  • Build a conducive environment for parents and communities to become partners in the education of their children, including families with experience of poverty and social exclusion.
  • Design curricula that are appropriate to cultural contexts, reflecting ethnic, gender, rural/urban differences.
  • Introduce measures to end the pervasive discrimination of disadvantaged students and parents by school teachers and staff, as well as by fellow students.

Ensuring access to decent work for all

Unemployment and underemployment plague the lives of people in poverty around the world. Workers in these conditions are more likely to lack adequate social protection and often suffer from low pay and poor working conditions.

Access to decent jobs is crucial for people to get out of poverty with dignity. Lessons learned about the working conditions of people living in poverty have led ATD Fourth World to make the following recommendations:

  • Ensure human rights and dignity at work.
  • Expand awareness and collective organization around workers’ rights and create reliable accountability mechanisms.
  • Expand job-training and life-long learning opportunities for people living in poverty.
  • Protect informal workers and stimulate small and micro enterprises as well as workers’ cooperatives.
  • Eliminate discrimination that prevents people living in extreme poverty from accessing decent job opportunities.

Defining and measuring poverty with those furthest behind

Whether income measures or multidimensional indexes are used, people with direct experience of poverty very rarely participate in building the definition and measurement of poverty.
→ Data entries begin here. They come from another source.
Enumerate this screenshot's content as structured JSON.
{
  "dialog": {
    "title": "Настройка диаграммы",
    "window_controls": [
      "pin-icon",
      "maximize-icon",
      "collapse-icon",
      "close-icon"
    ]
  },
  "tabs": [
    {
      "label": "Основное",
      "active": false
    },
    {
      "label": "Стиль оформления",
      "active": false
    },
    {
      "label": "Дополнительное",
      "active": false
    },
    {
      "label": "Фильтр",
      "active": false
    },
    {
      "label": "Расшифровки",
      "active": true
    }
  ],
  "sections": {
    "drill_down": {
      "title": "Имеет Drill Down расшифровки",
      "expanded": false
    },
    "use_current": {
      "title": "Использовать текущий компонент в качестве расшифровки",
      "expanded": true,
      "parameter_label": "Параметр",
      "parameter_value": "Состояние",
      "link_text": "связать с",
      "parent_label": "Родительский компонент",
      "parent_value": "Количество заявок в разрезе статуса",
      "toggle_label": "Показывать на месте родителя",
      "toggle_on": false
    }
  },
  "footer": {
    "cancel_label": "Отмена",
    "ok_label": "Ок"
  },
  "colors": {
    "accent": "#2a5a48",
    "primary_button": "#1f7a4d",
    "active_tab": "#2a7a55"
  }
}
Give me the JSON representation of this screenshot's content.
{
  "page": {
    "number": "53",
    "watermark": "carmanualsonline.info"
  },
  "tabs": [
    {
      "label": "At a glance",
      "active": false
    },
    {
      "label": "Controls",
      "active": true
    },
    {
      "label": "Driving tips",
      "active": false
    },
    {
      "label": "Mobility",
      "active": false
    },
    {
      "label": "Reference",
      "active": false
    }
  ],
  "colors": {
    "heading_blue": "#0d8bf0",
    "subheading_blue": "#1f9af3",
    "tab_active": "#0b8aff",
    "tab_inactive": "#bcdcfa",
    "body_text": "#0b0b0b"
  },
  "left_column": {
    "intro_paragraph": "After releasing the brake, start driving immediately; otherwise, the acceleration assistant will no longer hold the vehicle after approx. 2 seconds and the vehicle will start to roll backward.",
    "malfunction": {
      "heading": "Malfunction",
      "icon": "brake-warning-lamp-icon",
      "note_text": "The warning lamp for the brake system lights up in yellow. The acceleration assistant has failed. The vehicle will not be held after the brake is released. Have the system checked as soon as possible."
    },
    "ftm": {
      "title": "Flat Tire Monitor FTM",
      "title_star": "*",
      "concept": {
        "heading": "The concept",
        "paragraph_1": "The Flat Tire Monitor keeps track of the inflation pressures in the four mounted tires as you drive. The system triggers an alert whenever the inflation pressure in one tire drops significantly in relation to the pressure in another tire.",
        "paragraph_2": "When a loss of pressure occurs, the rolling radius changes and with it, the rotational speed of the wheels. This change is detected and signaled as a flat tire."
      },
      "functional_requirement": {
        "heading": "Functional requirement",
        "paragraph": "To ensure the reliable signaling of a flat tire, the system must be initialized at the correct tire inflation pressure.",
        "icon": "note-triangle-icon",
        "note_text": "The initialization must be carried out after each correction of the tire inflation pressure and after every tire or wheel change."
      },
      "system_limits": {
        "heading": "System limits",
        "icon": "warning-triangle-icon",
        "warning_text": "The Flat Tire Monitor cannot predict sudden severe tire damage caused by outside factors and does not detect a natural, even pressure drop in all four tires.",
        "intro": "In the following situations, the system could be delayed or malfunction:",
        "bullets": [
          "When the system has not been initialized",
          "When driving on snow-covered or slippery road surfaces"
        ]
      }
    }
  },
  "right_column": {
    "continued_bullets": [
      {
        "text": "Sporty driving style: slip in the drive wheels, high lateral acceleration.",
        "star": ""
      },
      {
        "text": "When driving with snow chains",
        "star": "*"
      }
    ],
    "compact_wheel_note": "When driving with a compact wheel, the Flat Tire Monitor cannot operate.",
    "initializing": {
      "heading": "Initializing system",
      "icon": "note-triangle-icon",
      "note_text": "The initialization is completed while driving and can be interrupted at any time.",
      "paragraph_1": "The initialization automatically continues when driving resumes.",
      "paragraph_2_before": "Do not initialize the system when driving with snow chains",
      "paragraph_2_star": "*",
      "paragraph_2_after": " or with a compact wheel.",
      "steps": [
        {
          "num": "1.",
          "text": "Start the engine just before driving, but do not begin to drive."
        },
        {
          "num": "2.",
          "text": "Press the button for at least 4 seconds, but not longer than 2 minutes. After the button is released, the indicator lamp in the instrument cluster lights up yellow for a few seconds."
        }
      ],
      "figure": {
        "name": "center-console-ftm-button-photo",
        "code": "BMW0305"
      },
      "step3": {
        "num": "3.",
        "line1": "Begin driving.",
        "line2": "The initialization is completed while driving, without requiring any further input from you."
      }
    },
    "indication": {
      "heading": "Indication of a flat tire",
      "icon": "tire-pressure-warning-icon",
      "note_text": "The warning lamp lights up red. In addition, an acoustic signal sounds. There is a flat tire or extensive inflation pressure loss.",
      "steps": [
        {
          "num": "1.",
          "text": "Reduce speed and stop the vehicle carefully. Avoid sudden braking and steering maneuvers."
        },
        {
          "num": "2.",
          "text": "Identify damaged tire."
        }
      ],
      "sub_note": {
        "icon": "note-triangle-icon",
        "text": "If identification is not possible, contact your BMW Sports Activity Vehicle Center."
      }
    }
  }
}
In order to better capture the different dimensions of poverty, particularly social dimensions, and to allow for a more nuanced, comprehensive analysis of social and economic progress, it is necessary to:

  • Develop new measures, metrics, and indicators through participatory mechanisms that include people experiencing poverty.
  • Combine quantitative and qualitative measures to reflect th e multidimensional nature of extreme poverty and the overlapping effect of multiple deprivations.
  • Gather and report disaggregated data that makes it possible to monitor progress across different economic quintiles and population groups.

Download the document Towards SDGs that leave no one behind in pdf format.

Source: ATD Fourth World.

Contact: Cristina Diez at